• [Brief]: Once the pictures are set aside, retype the remaining entries exactly.

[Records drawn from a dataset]
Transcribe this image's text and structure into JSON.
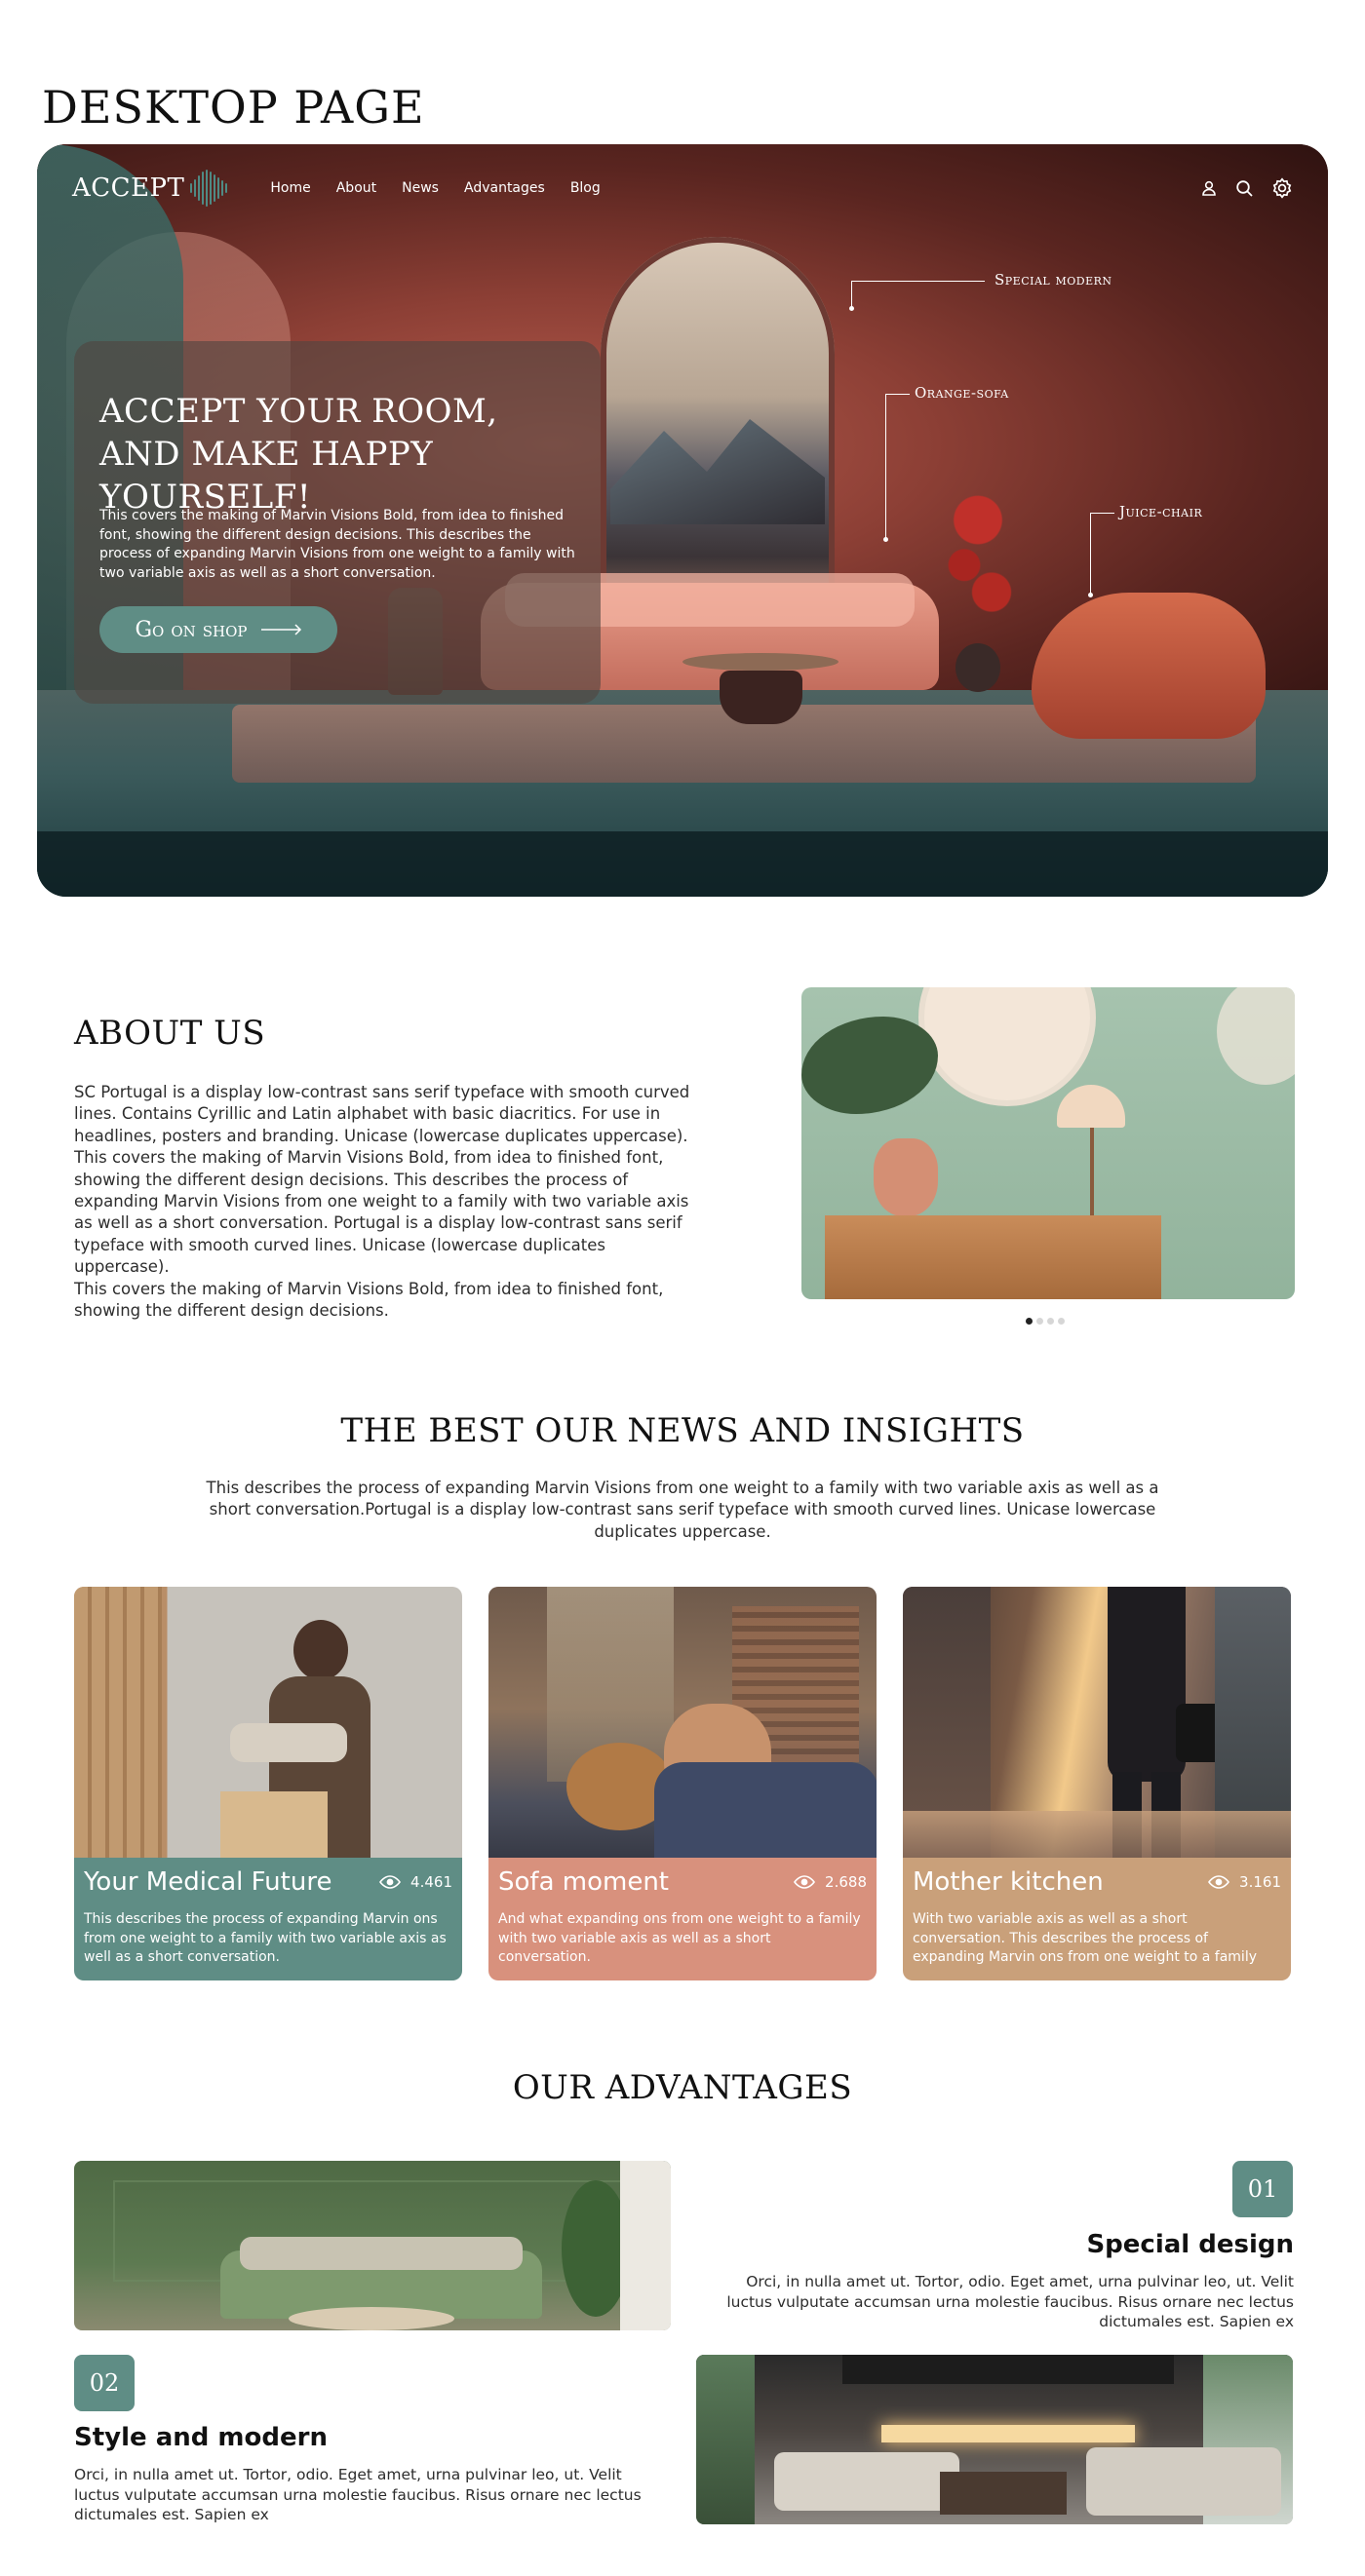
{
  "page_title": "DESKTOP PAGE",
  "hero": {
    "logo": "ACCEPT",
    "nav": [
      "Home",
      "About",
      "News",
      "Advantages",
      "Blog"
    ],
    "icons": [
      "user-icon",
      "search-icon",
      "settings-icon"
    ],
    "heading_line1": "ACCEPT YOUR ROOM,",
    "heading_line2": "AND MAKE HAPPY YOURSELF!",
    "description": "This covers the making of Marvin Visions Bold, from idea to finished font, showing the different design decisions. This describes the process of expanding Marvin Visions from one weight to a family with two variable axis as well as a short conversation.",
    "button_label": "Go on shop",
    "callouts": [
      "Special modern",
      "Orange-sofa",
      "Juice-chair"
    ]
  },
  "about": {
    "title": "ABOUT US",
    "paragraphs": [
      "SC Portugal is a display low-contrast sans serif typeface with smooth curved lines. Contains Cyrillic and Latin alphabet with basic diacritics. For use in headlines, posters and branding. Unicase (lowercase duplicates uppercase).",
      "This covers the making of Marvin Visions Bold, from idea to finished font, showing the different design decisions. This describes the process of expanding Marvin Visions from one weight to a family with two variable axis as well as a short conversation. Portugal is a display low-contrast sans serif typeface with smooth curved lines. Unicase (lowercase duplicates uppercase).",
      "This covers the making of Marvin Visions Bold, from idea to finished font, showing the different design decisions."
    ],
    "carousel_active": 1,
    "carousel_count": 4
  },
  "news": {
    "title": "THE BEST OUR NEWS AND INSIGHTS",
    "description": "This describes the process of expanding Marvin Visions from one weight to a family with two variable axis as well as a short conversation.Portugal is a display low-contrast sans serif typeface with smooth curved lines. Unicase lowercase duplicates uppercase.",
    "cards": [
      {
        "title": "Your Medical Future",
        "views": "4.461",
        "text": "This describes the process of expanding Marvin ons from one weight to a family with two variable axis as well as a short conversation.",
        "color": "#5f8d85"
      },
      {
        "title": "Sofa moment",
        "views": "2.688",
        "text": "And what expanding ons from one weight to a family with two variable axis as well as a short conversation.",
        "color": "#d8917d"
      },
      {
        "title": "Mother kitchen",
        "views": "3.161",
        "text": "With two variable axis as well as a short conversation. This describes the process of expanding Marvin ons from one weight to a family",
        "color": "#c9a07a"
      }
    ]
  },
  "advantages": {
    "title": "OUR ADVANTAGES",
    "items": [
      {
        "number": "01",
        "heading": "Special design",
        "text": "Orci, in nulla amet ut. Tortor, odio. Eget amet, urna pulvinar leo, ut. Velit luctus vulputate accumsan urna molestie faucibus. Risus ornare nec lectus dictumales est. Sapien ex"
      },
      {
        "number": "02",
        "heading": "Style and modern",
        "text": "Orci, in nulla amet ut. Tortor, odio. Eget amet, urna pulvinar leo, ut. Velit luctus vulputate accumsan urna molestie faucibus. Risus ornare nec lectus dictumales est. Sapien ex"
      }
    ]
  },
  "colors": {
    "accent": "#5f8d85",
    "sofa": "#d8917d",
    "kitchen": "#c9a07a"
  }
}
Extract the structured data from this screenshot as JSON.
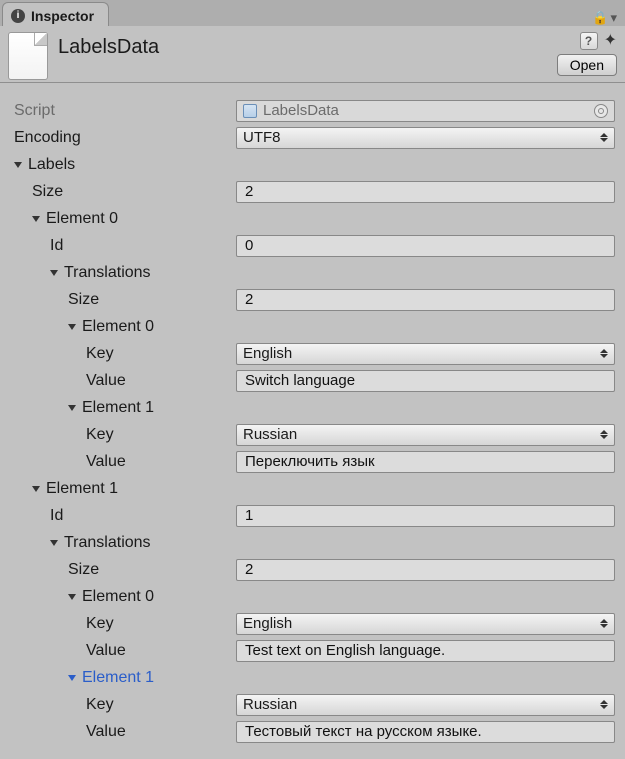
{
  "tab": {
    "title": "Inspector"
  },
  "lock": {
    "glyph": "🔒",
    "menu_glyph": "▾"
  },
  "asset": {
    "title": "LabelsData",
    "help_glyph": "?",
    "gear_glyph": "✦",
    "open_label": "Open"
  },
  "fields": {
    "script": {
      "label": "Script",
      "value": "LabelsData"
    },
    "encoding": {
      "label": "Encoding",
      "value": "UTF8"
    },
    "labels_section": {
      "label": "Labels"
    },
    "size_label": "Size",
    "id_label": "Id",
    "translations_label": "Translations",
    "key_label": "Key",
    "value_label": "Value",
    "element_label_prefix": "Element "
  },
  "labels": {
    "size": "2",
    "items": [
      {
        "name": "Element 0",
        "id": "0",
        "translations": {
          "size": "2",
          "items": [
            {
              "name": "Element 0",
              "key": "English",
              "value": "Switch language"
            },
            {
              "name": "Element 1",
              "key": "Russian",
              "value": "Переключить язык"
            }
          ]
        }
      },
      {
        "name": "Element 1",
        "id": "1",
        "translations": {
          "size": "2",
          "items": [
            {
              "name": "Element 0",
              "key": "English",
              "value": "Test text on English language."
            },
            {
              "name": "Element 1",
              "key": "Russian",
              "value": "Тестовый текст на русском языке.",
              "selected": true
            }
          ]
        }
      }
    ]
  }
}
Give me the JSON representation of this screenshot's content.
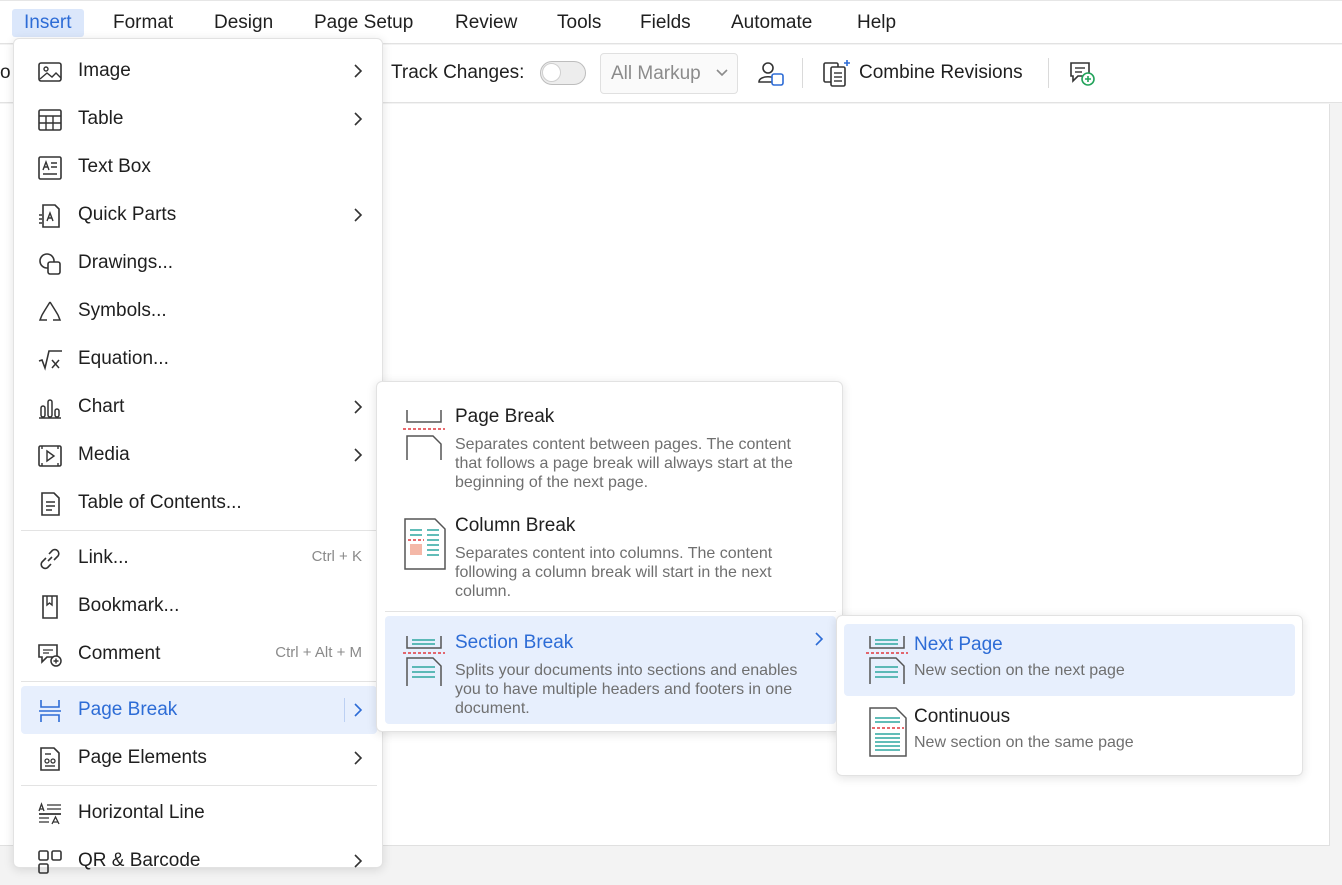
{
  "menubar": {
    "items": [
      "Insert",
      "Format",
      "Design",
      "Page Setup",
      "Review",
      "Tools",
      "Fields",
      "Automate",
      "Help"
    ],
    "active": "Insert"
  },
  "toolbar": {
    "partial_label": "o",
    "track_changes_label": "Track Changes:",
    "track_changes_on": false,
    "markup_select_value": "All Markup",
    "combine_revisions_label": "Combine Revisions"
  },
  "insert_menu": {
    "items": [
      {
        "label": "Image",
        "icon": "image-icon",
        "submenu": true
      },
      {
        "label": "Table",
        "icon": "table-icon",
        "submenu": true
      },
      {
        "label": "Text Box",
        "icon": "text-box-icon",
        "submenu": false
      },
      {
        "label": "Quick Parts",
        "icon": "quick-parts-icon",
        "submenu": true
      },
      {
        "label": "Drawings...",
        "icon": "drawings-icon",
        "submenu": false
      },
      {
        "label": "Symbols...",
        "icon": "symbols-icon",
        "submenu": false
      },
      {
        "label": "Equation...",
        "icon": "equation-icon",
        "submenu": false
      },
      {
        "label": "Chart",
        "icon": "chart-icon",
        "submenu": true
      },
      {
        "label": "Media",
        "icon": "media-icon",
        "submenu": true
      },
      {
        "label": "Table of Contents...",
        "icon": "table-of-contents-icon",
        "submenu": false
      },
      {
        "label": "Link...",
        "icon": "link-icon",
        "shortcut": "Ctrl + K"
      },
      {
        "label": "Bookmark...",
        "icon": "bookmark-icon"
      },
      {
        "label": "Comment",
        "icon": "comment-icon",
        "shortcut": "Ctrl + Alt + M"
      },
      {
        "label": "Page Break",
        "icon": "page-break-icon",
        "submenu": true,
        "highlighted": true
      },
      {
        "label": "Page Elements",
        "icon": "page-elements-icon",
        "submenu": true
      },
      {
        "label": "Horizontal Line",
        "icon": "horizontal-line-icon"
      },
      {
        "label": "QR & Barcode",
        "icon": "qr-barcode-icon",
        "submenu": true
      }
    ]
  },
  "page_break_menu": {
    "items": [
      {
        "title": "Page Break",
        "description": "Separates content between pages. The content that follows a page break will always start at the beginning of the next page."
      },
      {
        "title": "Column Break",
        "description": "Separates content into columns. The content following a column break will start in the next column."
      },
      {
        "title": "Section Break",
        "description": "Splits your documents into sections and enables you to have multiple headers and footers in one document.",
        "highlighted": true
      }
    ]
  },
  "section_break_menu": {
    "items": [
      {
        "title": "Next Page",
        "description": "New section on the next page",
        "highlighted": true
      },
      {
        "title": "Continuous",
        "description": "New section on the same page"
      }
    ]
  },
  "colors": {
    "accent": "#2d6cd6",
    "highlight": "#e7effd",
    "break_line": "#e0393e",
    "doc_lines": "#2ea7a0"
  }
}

• [Written answer]:
Transcribe this image's text and structure into JSON.
{
  "page_title": "DESKTOP PAGE",
  "hero": {
    "logo": "ACCEPT",
    "nav": [
      "Home",
      "About",
      "News",
      "Advantages",
      "Blog"
    ],
    "icons": [
      "user-icon",
      "search-icon",
      "settings-icon"
    ],
    "heading_line1": "ACCEPT YOUR ROOM,",
    "heading_line2": "AND MAKE HAPPY YOURSELF!",
    "description": "This covers the making of Marvin Visions Bold, from idea to finished font, showing the different design decisions. This describes the process of expanding Marvin Visions from one weight to a family with two variable axis as well as a short conversation.",
    "button_label": "Go on shop",
    "callouts": [
      "Special modern",
      "Orange-sofa",
      "Juice-chair"
    ]
  },
  "about": {
    "title": "ABOUT US",
    "paragraphs": [
      "SC Portugal is a display low-contrast sans serif typeface with smooth curved lines. Contains Cyrillic and Latin alphabet with basic diacritics. For use in headlines, posters and branding. Unicase (lowercase duplicates uppercase).",
      "This covers the making of Marvin Visions Bold, from idea to finished font, showing the different design decisions. This describes the process of expanding Marvin Visions from one weight to a family with two variable axis as well as a short conversation. Portugal is a display low-contrast sans serif typeface with smooth curved lines. Unicase (lowercase duplicates uppercase).",
      "This covers the making of Marvin Visions Bold, from idea to finished font, showing the different design decisions."
    ],
    "carousel_active": 1,
    "carousel_count": 4
  },
  "news": {
    "title": "THE BEST OUR NEWS AND INSIGHTS",
    "description": "This describes the process of expanding Marvin Visions from one weight to a family with two variable axis as well as a short conversation.Portugal is a display low-contrast sans serif typeface with smooth curved lines. Unicase lowercase duplicates uppercase.",
    "cards": [
      {
        "title": "Your Medical Future",
        "views": "4.461",
        "text": "This describes the process of expanding Marvin ons from one weight to a family with two variable axis as well as a short conversation.",
        "color": "#5f8d85"
      },
      {
        "title": "Sofa moment",
        "views": "2.688",
        "text": "And what expanding ons from one weight to a family with two variable axis as well as a short conversation.",
        "color": "#d8917d"
      },
      {
        "title": "Mother kitchen",
        "views": "3.161",
        "text": "With two variable axis as well as a short conversation. This describes the process of expanding Marvin ons from one weight to a family",
        "color": "#c9a07a"
      }
    ]
  },
  "advantages": {
    "title": "OUR ADVANTAGES",
    "items": [
      {
        "number": "01",
        "heading": "Special design",
        "text": "Orci, in nulla amet ut. Tortor, odio. Eget amet, urna pulvinar leo, ut. Velit luctus vulputate accumsan urna molestie faucibus. Risus ornare nec lectus dictumales est. Sapien ex"
      },
      {
        "number": "02",
        "heading": "Style and modern",
        "text": "Orci, in nulla amet ut. Tortor, odio. Eget amet, urna pulvinar leo, ut. Velit luctus vulputate accumsan urna molestie faucibus. Risus ornare nec lectus dictumales est. Sapien ex"
      }
    ]
  },
  "colors": {
    "accent": "#5f8d85",
    "sofa": "#d8917d",
    "kitchen": "#c9a07a"
  }
}
Extract the structured data from this screenshot as JSON.
{
  "tab": {
    "title": "Inspector"
  },
  "lock": {
    "glyph": "🔒",
    "menu_glyph": "▾"
  },
  "asset": {
    "title": "LabelsData",
    "help_glyph": "?",
    "gear_glyph": "✦",
    "open_label": "Open"
  },
  "fields": {
    "script": {
      "label": "Script",
      "value": "LabelsData"
    },
    "encoding": {
      "label": "Encoding",
      "value": "UTF8"
    },
    "labels_section": {
      "label": "Labels"
    },
    "size_label": "Size",
    "id_label": "Id",
    "translations_label": "Translations",
    "key_label": "Key",
    "value_label": "Value",
    "element_label_prefix": "Element "
  },
  "labels": {
    "size": "2",
    "items": [
      {
        "name": "Element 0",
        "id": "0",
        "translations": {
          "size": "2",
          "items": [
            {
              "name": "Element 0",
              "key": "English",
              "value": "Switch language"
            },
            {
              "name": "Element 1",
              "key": "Russian",
              "value": "Переключить язык"
            }
          ]
        }
      },
      {
        "name": "Element 1",
        "id": "1",
        "translations": {
          "size": "2",
          "items": [
            {
              "name": "Element 0",
              "key": "English",
              "value": "Test text on English language."
            },
            {
              "name": "Element 1",
              "key": "Russian",
              "value": "Тестовый текст на русском языке.",
              "selected": true
            }
          ]
        }
      }
    ]
  }
}
Give me the JSON representation of this screenshot's content.
{
  "menubar": {
    "items": [
      "Insert",
      "Format",
      "Design",
      "Page Setup",
      "Review",
      "Tools",
      "Fields",
      "Automate",
      "Help"
    ],
    "active": "Insert"
  },
  "toolbar": {
    "partial_label": "o",
    "track_changes_label": "Track Changes:",
    "track_changes_on": false,
    "markup_select_value": "All Markup",
    "combine_revisions_label": "Combine Revisions"
  },
  "insert_menu": {
    "items": [
      {
        "label": "Image",
        "icon": "image-icon",
        "submenu": true
      },
      {
        "label": "Table",
        "icon": "table-icon",
        "submenu": true
      },
      {
        "label": "Text Box",
        "icon": "text-box-icon",
        "submenu": false
      },
      {
        "label": "Quick Parts",
        "icon": "quick-parts-icon",
        "submenu": true
      },
      {
        "label": "Drawings...",
        "icon": "drawings-icon",
        "submenu": false
      },
      {
        "label": "Symbols...",
        "icon": "symbols-icon",
        "submenu": false
      },
      {
        "label": "Equation...",
        "icon": "equation-icon",
        "submenu": false
      },
      {
        "label": "Chart",
        "icon": "chart-icon",
        "submenu": true
      },
      {
        "label": "Media",
        "icon": "media-icon",
        "submenu": true
      },
      {
        "label": "Table of Contents...",
        "icon": "table-of-contents-icon",
        "submenu": false
      },
      {
        "label": "Link...",
        "icon": "link-icon",
        "shortcut": "Ctrl + K"
      },
      {
        "label": "Bookmark...",
        "icon": "bookmark-icon"
      },
      {
        "label": "Comment",
        "icon": "comment-icon",
        "shortcut": "Ctrl + Alt + M"
      },
      {
        "label": "Page Break",
        "icon": "page-break-icon",
        "submenu": true,
        "highlighted": true
      },
      {
        "label": "Page Elements",
        "icon": "page-elements-icon",
        "submenu": true
      },
      {
        "label": "Horizontal Line",
        "icon": "horizontal-line-icon"
      },
      {
        "label": "QR & Barcode",
        "icon": "qr-barcode-icon",
        "submenu": true
      }
    ]
  },
  "page_break_menu": {
    "items": [
      {
        "title": "Page Break",
        "description": "Separates content between pages. The content that follows a page break will always start at the beginning of the next page."
      },
      {
        "title": "Column Break",
        "description": "Separates content into columns. The content following a column break will start in the next column."
      },
      {
        "title": "Section Break",
        "description": "Splits your documents into sections and enables you to have multiple headers and footers in one document.",
        "highlighted": true
      }
    ]
  },
  "section_break_menu": {
    "items": [
      {
        "title": "Next Page",
        "description": "New section on the next page",
        "highlighted": true
      },
      {
        "title": "Continuous",
        "description": "New section on the same page"
      }
    ]
  },
  "colors": {
    "accent": "#2d6cd6",
    "highlight": "#e7effd",
    "break_line": "#e0393e",
    "doc_lines": "#2ea7a0"
  }
}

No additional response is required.